● **What is required**: Your response should consist of one number, the count of lines below that contain "subtitle".

● **Provided records**:
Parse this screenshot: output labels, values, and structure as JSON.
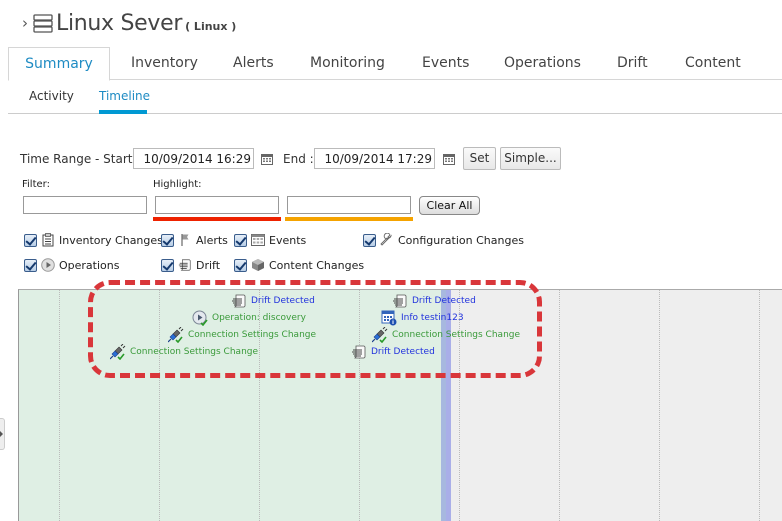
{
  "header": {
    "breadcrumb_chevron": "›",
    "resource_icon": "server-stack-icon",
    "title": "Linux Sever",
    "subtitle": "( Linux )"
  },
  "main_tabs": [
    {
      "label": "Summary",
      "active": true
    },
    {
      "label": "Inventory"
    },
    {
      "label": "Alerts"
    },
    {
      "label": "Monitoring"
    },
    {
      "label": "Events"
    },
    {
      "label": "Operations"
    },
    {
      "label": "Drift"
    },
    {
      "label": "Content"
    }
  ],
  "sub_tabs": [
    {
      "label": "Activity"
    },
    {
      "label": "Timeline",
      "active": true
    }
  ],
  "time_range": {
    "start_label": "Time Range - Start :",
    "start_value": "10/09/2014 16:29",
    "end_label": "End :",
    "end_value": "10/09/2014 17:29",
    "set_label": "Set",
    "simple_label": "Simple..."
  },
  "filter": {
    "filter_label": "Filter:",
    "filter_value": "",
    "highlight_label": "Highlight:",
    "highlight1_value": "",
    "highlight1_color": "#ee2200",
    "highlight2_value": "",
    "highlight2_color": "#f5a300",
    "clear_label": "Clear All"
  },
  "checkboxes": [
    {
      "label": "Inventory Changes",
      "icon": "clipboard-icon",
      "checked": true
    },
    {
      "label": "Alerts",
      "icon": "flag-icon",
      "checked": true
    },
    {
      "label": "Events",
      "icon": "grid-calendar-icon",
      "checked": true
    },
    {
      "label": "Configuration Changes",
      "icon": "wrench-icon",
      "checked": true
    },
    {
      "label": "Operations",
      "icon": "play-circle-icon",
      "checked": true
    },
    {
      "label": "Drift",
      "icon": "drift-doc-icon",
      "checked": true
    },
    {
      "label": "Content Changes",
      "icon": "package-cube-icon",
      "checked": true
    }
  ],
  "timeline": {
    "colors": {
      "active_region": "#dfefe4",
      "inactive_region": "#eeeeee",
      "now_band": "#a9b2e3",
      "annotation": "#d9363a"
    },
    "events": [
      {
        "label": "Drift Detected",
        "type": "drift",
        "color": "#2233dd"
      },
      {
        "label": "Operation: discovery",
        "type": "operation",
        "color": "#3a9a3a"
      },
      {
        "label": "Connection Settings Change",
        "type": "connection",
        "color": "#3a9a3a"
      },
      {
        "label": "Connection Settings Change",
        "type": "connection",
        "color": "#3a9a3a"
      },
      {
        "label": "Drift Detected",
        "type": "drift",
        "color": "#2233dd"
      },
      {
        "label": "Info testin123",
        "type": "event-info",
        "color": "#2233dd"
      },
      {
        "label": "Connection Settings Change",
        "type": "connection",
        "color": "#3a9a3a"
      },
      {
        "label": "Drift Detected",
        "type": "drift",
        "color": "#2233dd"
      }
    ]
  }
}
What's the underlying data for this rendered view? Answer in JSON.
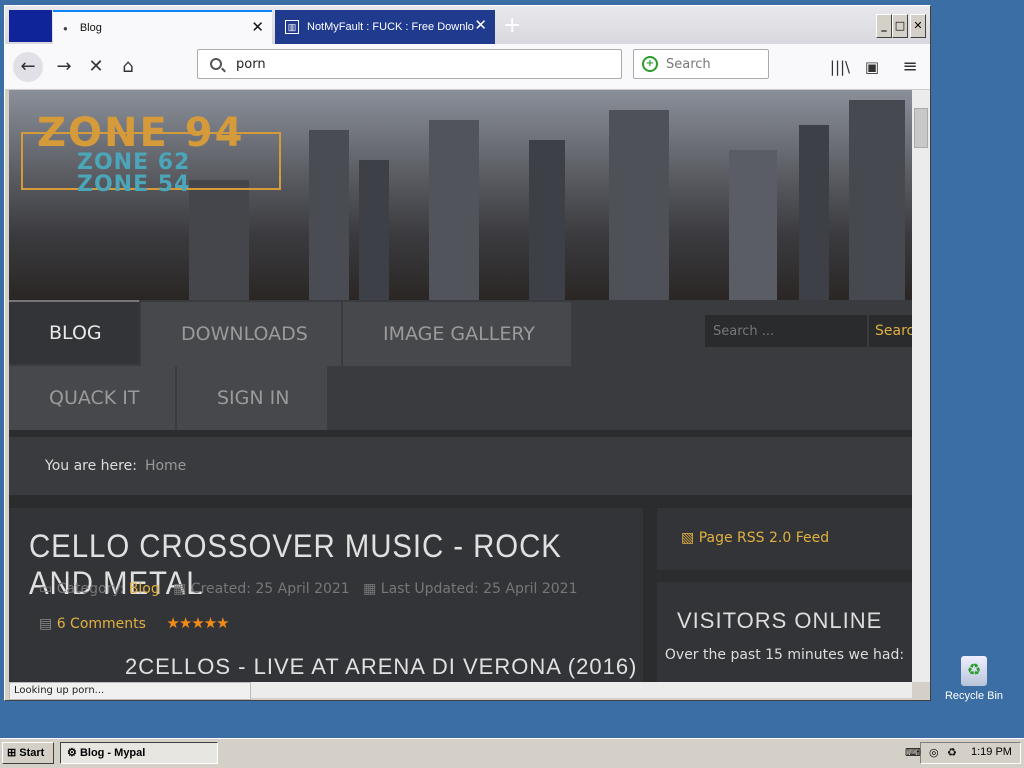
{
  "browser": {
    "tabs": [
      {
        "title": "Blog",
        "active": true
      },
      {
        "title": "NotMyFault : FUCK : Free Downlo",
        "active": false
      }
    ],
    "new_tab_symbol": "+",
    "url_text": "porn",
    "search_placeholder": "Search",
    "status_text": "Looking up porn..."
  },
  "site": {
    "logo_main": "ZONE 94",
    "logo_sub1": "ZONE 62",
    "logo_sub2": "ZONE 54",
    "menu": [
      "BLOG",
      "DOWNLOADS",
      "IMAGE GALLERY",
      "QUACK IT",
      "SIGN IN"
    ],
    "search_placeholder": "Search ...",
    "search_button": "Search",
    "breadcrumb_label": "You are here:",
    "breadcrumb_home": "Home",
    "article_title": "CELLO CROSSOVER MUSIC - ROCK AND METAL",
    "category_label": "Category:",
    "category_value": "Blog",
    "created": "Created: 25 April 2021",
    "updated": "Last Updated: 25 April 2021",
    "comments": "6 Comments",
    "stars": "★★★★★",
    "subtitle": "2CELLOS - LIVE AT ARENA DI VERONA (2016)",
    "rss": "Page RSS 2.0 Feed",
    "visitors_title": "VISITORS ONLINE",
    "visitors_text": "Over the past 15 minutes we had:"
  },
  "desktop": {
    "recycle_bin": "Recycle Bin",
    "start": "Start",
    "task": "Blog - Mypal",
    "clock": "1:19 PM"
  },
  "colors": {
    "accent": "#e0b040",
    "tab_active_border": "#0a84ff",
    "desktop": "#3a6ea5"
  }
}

● **Result of the exercise**: 2